▶ _Task item_:
Look through the entries that follow and return each line that has the string "this".

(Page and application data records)
Start of Block
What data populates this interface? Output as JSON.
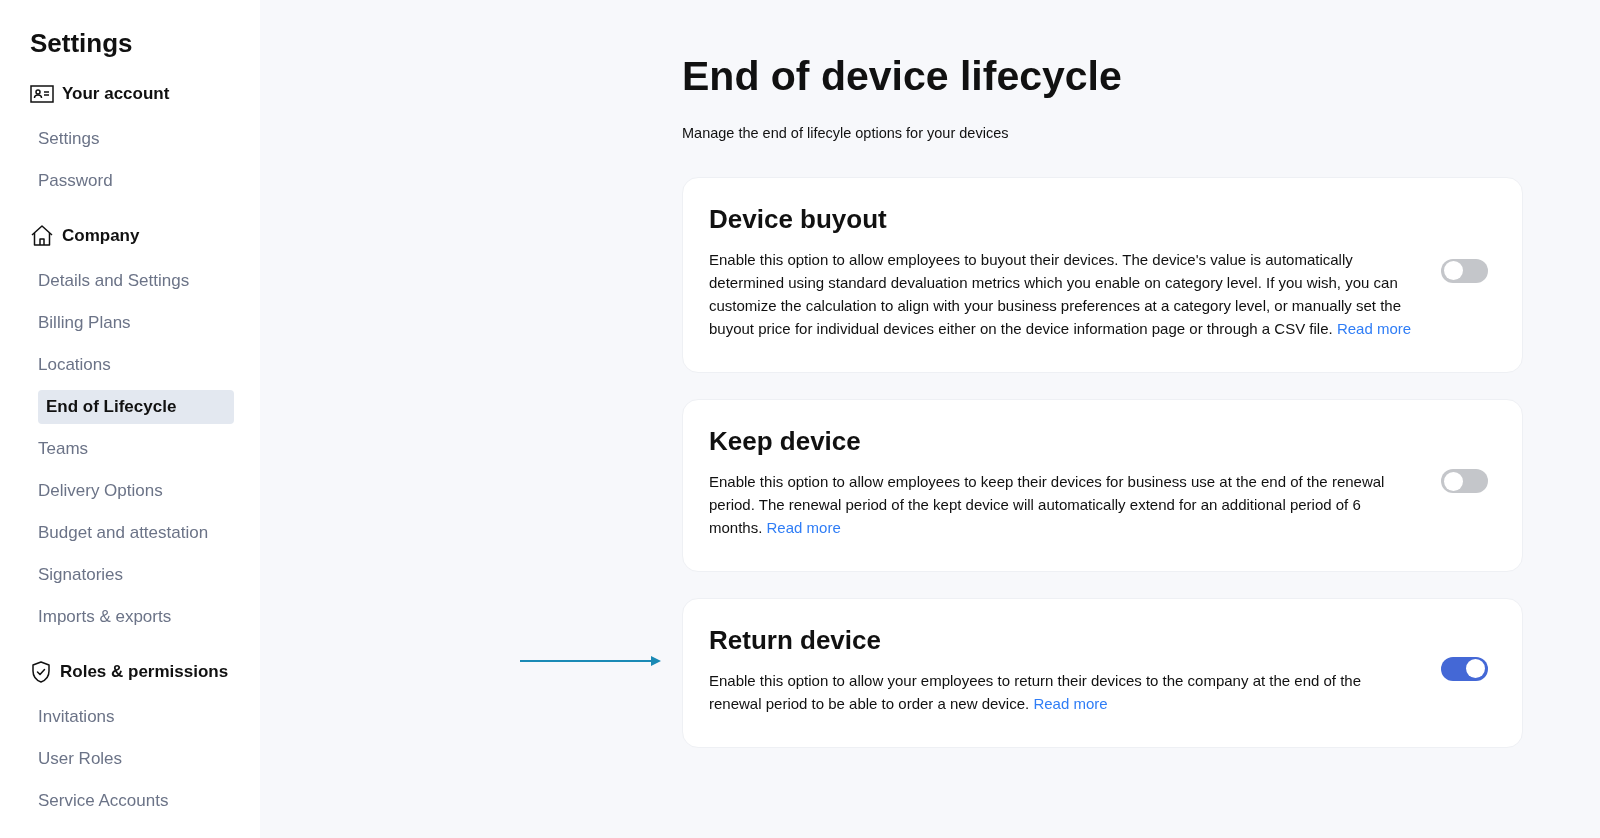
{
  "sidebar": {
    "title": "Settings",
    "groups": [
      {
        "label": "Your account",
        "items": [
          {
            "label": "Settings",
            "selected": false
          },
          {
            "label": "Password",
            "selected": false
          }
        ]
      },
      {
        "label": "Company",
        "items": [
          {
            "label": "Details and Settings",
            "selected": false
          },
          {
            "label": "Billing Plans",
            "selected": false
          },
          {
            "label": "Locations",
            "selected": false
          },
          {
            "label": "End of Lifecycle",
            "selected": true
          },
          {
            "label": "Teams",
            "selected": false
          },
          {
            "label": "Delivery Options",
            "selected": false
          },
          {
            "label": "Budget and attestation",
            "selected": false
          },
          {
            "label": "Signatories",
            "selected": false
          },
          {
            "label": "Imports & exports",
            "selected": false
          }
        ]
      },
      {
        "label": "Roles & permissions",
        "items": [
          {
            "label": "Invitations",
            "selected": false
          },
          {
            "label": "User Roles",
            "selected": false
          },
          {
            "label": "Service Accounts",
            "selected": false
          }
        ]
      }
    ]
  },
  "page": {
    "title": "End of device lifecycle",
    "subtitle": "Manage the end of lifecyle options for your devices"
  },
  "options": [
    {
      "title": "Device buyout",
      "description": "Enable this option to allow employees to buyout their devices. The device's value is automatically determined using standard devaluation metrics which you enable on category level. If you wish, you can customize the calculation to align with your business preferences at a category level, or manually set the buyout price for individual devices either on the device information page or through a CSV file.",
      "link": "Read more",
      "on": false,
      "highlighted": false
    },
    {
      "title": "Keep device",
      "description": "Enable this option to allow employees to keep their devices for business use at the end of the renewal period. The renewal period of the kept device will automatically extend for an additional period of 6 months.",
      "link": "Read more",
      "on": false,
      "highlighted": false
    },
    {
      "title": "Return device",
      "description": "Enable this option to allow your employees to return their devices to the company at the end of the renewal period to be able to order a new device.",
      "link": "Read more",
      "on": true,
      "highlighted": true
    }
  ]
}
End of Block
▶ _The completed task_:
What data populates this interface? Output as JSON.
      "description": "Enable this option to allow employees to buyout their devices. The device's value is automatically determined using standard devaluation metrics which you enable on category level. If you wish, you can customize the calculation to align with your business preferences at a category level, or manually set the buyout price for individual devices either on the device information page or through a CSV file.",
      "description": "Enable this option to allow employees to keep their devices for business use at the end of the renewal period. The renewal period of the kept device will automatically extend for an additional period of 6 months.",
      "description": "Enable this option to allow your employees to return their devices to the company at the end of the renewal period to be able to order a new device.",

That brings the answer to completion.